When PAE was launched, the MEF established a cabinet to coordinate the economic reforms and set a 24-month timeframe for the implementation of the proposed 20 measures. Currently, the implementation dashboard has already exceeded 50 percent completion, but many challenges remain. The focus of the next 12 months will primarily be on operationalization. Mozambique is a large country, and a significant portion of its business infrastructure is in the south. However, the measures being implemented aim to change the status quo for the entire country. I believe that the successful rollout of these measures and working with the provinces to ensure widespread compliance are essential for the overall success of the PAE.
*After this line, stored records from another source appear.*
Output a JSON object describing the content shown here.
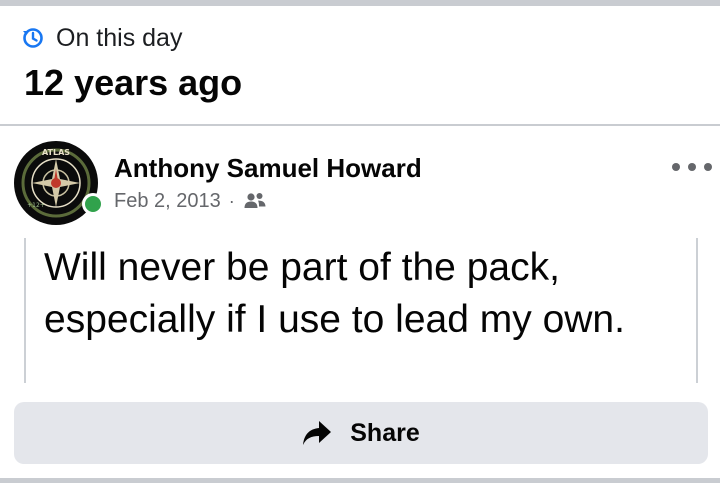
{
  "memory": {
    "section_label": "On this day",
    "years_ago": "12 years ago",
    "icon": "clock-rewind-icon"
  },
  "post": {
    "author": "Anthony Samuel Howard",
    "date": "Feb 2, 2013",
    "separator": "·",
    "audience_icon": "friends-icon",
    "more_icon": "more-options-icon",
    "avatar_text": "ATLAS",
    "avatar_badge": "+12+",
    "online": true,
    "text_line_1": "Will never be part of the pack,",
    "text_line_2": "especially if I use to lead my own."
  },
  "actions": {
    "share_label": "Share",
    "share_icon": "share-arrow-icon"
  },
  "colors": {
    "accent": "#1877f2",
    "online": "#31a24c",
    "muted_text": "#65676b",
    "button_bg": "#e4e6eb",
    "divider": "#c9ccd1"
  }
}
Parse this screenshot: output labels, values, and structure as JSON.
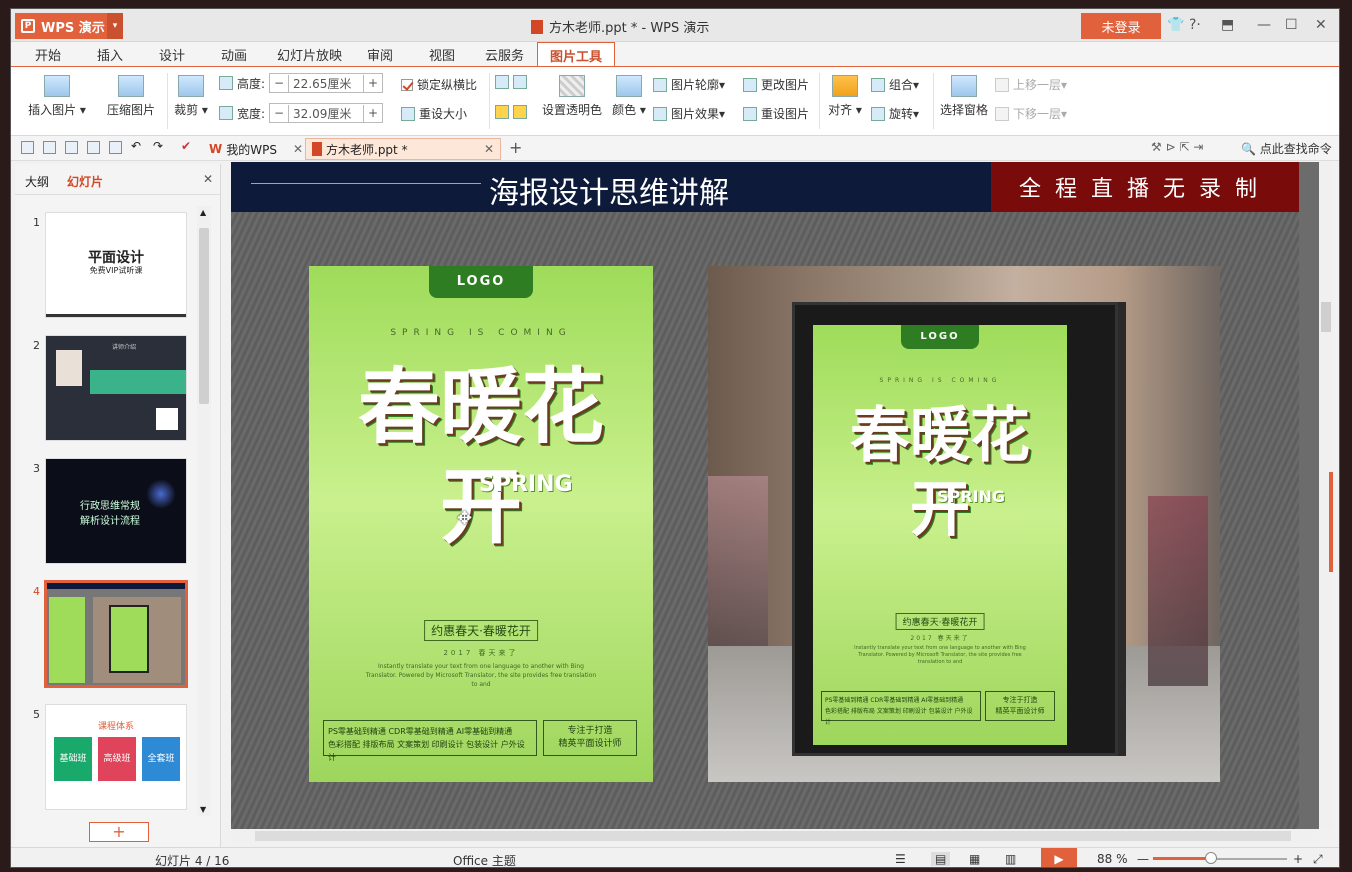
{
  "app": {
    "name": "WPS 演示",
    "doc_title": "方木老师.ppt * - WPS 演示",
    "login": "未登录"
  },
  "menu": [
    "开始",
    "插入",
    "设计",
    "动画",
    "幻灯片放映",
    "审阅",
    "视图",
    "云服务",
    "图片工具"
  ],
  "ribbon": {
    "insert_picture": "插入图片",
    "compress_picture": "压缩图片",
    "crop": "裁剪",
    "height_label": "高度:",
    "height_value": "22.65厘米",
    "width_label": "宽度:",
    "width_value": "32.09厘米",
    "lock_ratio": "锁定纵横比",
    "reset_size": "重设大小",
    "set_transparent": "设置透明色",
    "color": "颜色",
    "picture_outline": "图片轮廓",
    "picture_effect": "图片效果",
    "change_picture": "更改图片",
    "reset_picture": "重设图片",
    "align": "对齐",
    "group": "组合",
    "rotate": "旋转",
    "select_pane": "选择窗格",
    "bring_forward": "上移一层",
    "send_backward": "下移一层"
  },
  "quickbar": {
    "tab1": "我的WPS",
    "tab2": "方木老师.ppt *",
    "search": "点此查找命令"
  },
  "leftpanel": {
    "tab_outline": "大纲",
    "tab_slides": "幻灯片",
    "slides": [
      {
        "num": "1",
        "title": "平面设计",
        "subtitle": "免费VIP试听课"
      },
      {
        "num": "2",
        "title": "讲师介绍"
      },
      {
        "num": "3",
        "title": "行政思维常规\n解析设计流程"
      },
      {
        "num": "4"
      },
      {
        "num": "5",
        "title": "课程体系",
        "b1": "基础班",
        "b2": "高级班",
        "b3": "全套班"
      }
    ]
  },
  "slide": {
    "heading": "海报设计思维讲解",
    "banner": "全程直播无录制",
    "poster": {
      "logo": "LOGO",
      "tagline": "SPRING IS COMING",
      "big": "春暖花开",
      "spring": "SPRING",
      "slogan": "约惠春天·春暖花开",
      "year": "2017  春天来了",
      "desc": "Instantly translate your text from one language to another with Bing Translator. Powered by Microsoft Translator, the site provides free translation to and",
      "line1": "PS零基础到精通  CDR零基础到精通  AI零基础到精通",
      "line2": "色彩搭配  排版布局  文案策划  印刷设计  包装设计  户外设计",
      "focus1": "专注于打造",
      "focus2": "精英平面设计师"
    }
  },
  "status": {
    "slide_count": "幻灯片 4 / 16",
    "theme": "Office 主题",
    "zoom": "88 %"
  },
  "colors": {
    "accent": "#e0613c",
    "slide_header": "#0d1a3a",
    "banner_red": "#7a0b0b",
    "poster_green": "#9fdc5a"
  }
}
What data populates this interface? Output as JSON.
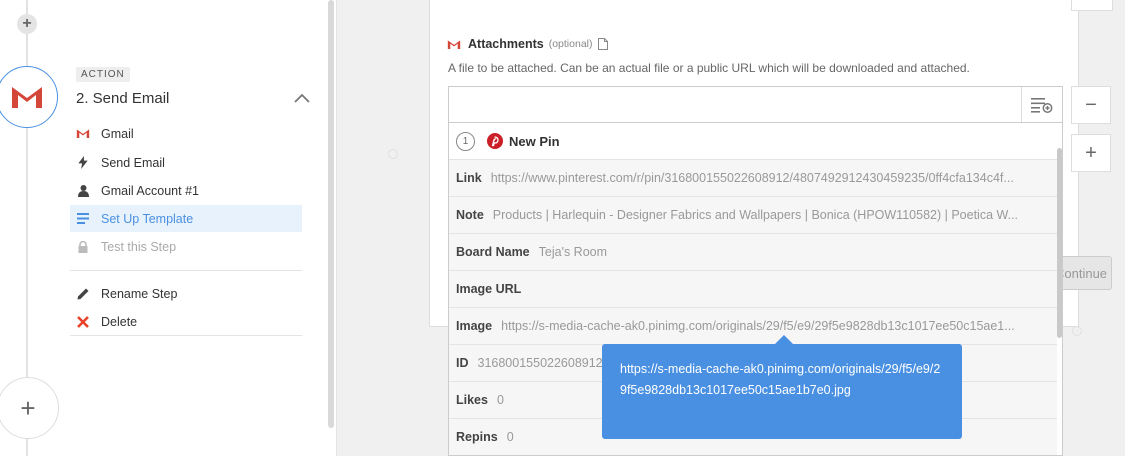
{
  "sidebar": {
    "action_badge": "ACTION",
    "step_title": "2. Send Email",
    "menu": [
      {
        "label": "Gmail",
        "icon": "gmail-icon"
      },
      {
        "label": "Send Email",
        "icon": "lightning-icon"
      },
      {
        "label": "Gmail Account #1",
        "icon": "user-icon"
      },
      {
        "label": "Set Up Template",
        "icon": "list-icon",
        "active": true
      },
      {
        "label": "Test this Step",
        "icon": "lock-icon",
        "disabled": true
      }
    ],
    "actions": [
      {
        "label": "Rename Step",
        "icon": "pencil-icon"
      },
      {
        "label": "Delete",
        "icon": "delete-x-icon"
      }
    ],
    "add_step_symbol": "+"
  },
  "field": {
    "label": "Attachments",
    "optional": "(optional)",
    "help": "A file to be attached. Can be an actual file or a public URL which will be downloaded and attached.",
    "value": ""
  },
  "side_buttons": {
    "minus": "−",
    "plus": "+"
  },
  "continue_label": "Continue",
  "dropdown": {
    "step_number": "1",
    "app_name": "New Pin",
    "rows": [
      {
        "key": "Link",
        "value": "https://www.pinterest.com/r/pin/316800155022608912/4807492912430459235/0ff4cfa134c4f..."
      },
      {
        "key": "Note",
        "value": "Products | Harlequin - Designer Fabrics and Wallpapers | Bonica (HPOW110582) | Poetica W..."
      },
      {
        "key": "Board Name",
        "value": "Teja's Room"
      },
      {
        "key": "Image URL",
        "value": ""
      },
      {
        "key": "Image",
        "value": "https://s-media-cache-ak0.pinimg.com/originals/29/f5/e9/29f5e9828db13c1017ee50c15ae1..."
      },
      {
        "key": "ID",
        "value": "316800155022608912"
      },
      {
        "key": "Likes",
        "value": "0"
      },
      {
        "key": "Repins",
        "value": "0"
      }
    ]
  },
  "tooltip": "https://s-media-cache-ak0.pinimg.com/originals/29/f5/e9/29f5e9828db13c1017ee50c15ae1b7e0.jpg",
  "colors": {
    "accent": "#4a90e2",
    "delete": "#e8432a",
    "gmail": "#d44638",
    "pinterest": "#cb2027"
  }
}
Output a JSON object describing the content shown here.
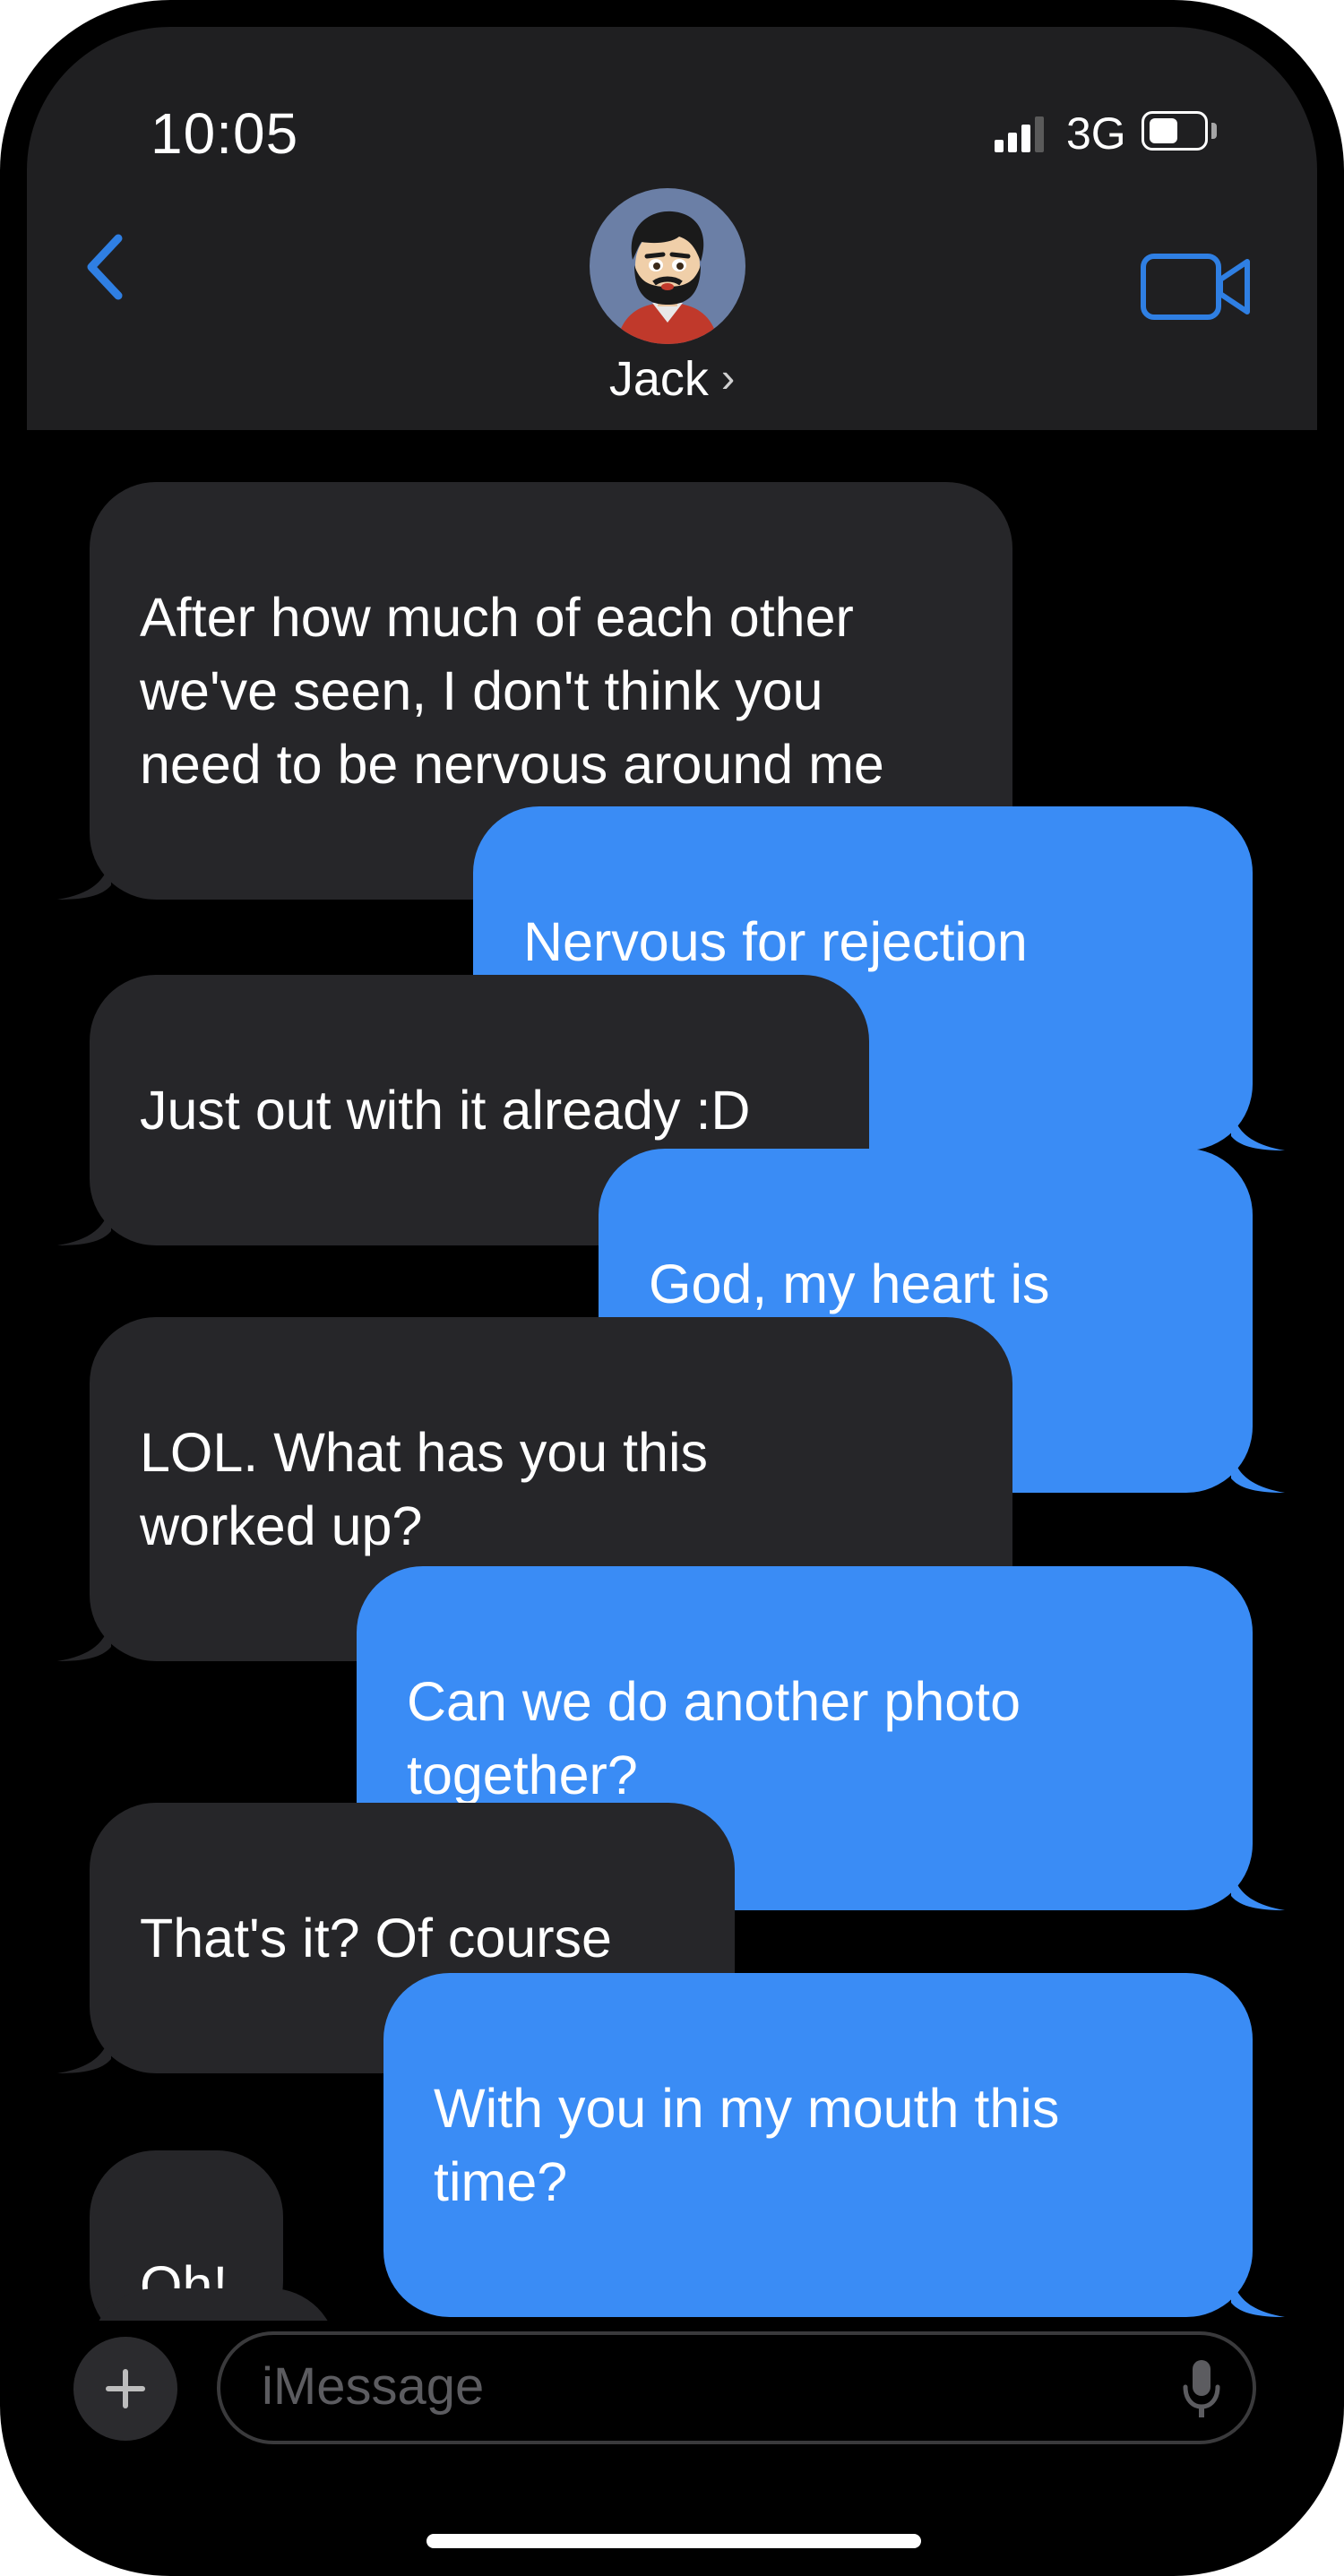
{
  "status_bar": {
    "time": "10:05",
    "network": "3G",
    "battery_level": 0.55
  },
  "header": {
    "contact_name": "Jack",
    "back_icon": "chevron-left-icon",
    "video_icon": "video-camera-icon",
    "accent_color": "#2f7fe3"
  },
  "messages": [
    {
      "side": "in",
      "text": "After how much of each other\nwe've seen, I don't think you\nneed to be nervous around me"
    },
    {
      "side": "out",
      "text": "Nervous for rejection maybe"
    },
    {
      "side": "in",
      "text": "Just out with it already :D"
    },
    {
      "side": "out",
      "text": "God, my heart is racing"
    },
    {
      "side": "in",
      "text": "LOL.  What has you this\nworked up?"
    },
    {
      "side": "out",
      "text": "Can we do another photo\ntogether?"
    },
    {
      "side": "in",
      "text": "That's it?  Of course"
    },
    {
      "side": "out",
      "text": "With you in my mouth this time?"
    },
    {
      "side": "in",
      "text": "Oh!"
    }
  ],
  "composer": {
    "placeholder": "iMessage",
    "plus_icon": "plus-icon",
    "mic_icon": "microphone-icon"
  },
  "colors": {
    "incoming_bubble": "#262629",
    "outgoing_bubble": "#3a8cf5",
    "header_bg": "#1f1f21"
  }
}
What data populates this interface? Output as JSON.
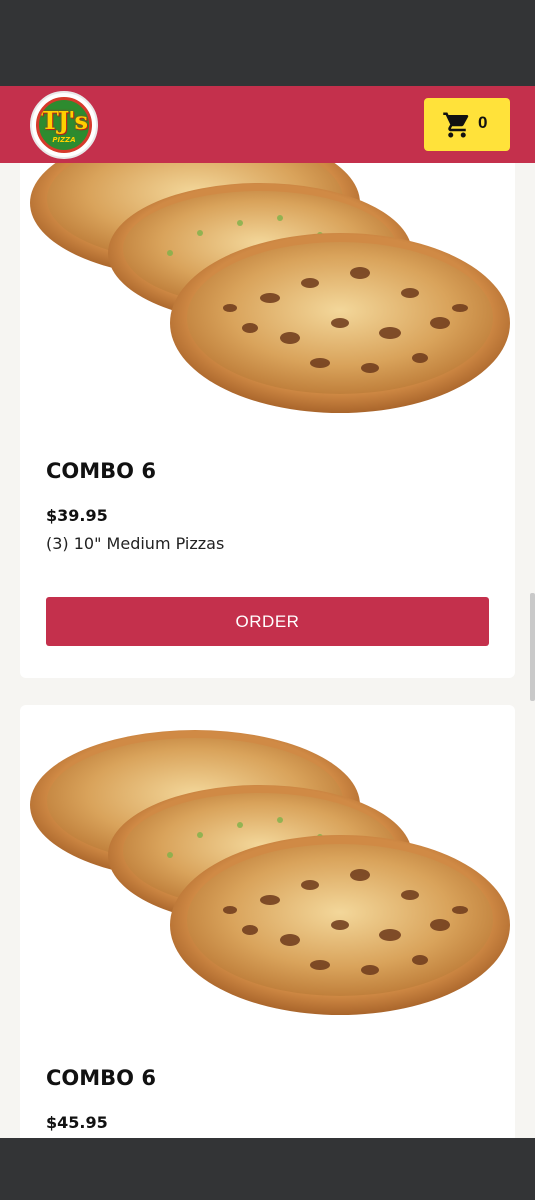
{
  "header": {
    "logo_text": "TJ's",
    "logo_sub": "PIZZA",
    "cart_count": "0"
  },
  "products": [
    {
      "title": "COMBO 6",
      "price": "$39.95",
      "description": "(3) 10\" Medium Pizzas",
      "order_label": "ORDER"
    },
    {
      "title": "COMBO 6",
      "price": "$45.95"
    }
  ],
  "colors": {
    "brand_red": "#c4304c",
    "cart_yellow": "#ffe23a",
    "system_bar": "#333436",
    "page_bg": "#f6f5f2"
  },
  "icons": {
    "cart": "shopping-cart-icon"
  }
}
Specialists in the Delivery Unit work with stakeholders across the Government of Mozambique to advance key policy reforms to improve the economy and ensure more Mozambicans benefit from the country’s growth. Photo: USAID SPEED.

What is something you wish more people knew about Mozambique?

From its rich cultural diversity to the vibrant traditions of its diverse ethnic groups to the breathtaking beauty of its pristine beaches, national parks, and islands, Mozambique offers a unique and enriching experience for visitors.

Mozambique’s strategic location along the coast of Southern Africa offers access to regional markets and trade routes, while its vast reserves of natural resources, including natural gas, coal, and minerals, make Mozambique a country ripe for foreign investment. With its commitment to investing in key sectors such as agriculture, energy, tourism, and infrastructure, Mozambique will increasingly be seen as a high-potential market for foreign investors.

What else can development partners and the government do to advance broad-based economic growth over the next five years?  

The streamlining of bureaucratic processes along with the ability to establish impactful priorities, has been key to the successful implementation of the PAE. From the government's perspective, I would like to highlight the concept of an empowered Delivery Unit that brings together highly experienced professionals to address real-world challenges within a short timeframe. This concept of a central government-focused Delivery Unit has proven effective in other economies, and when properly applied, it can make a significant difference, as we have witnessed with the PAE.

With respect to development partners, I would encourage them to align investments with the momentum generated by the PAE reforms, which are the embodiment of locally led development.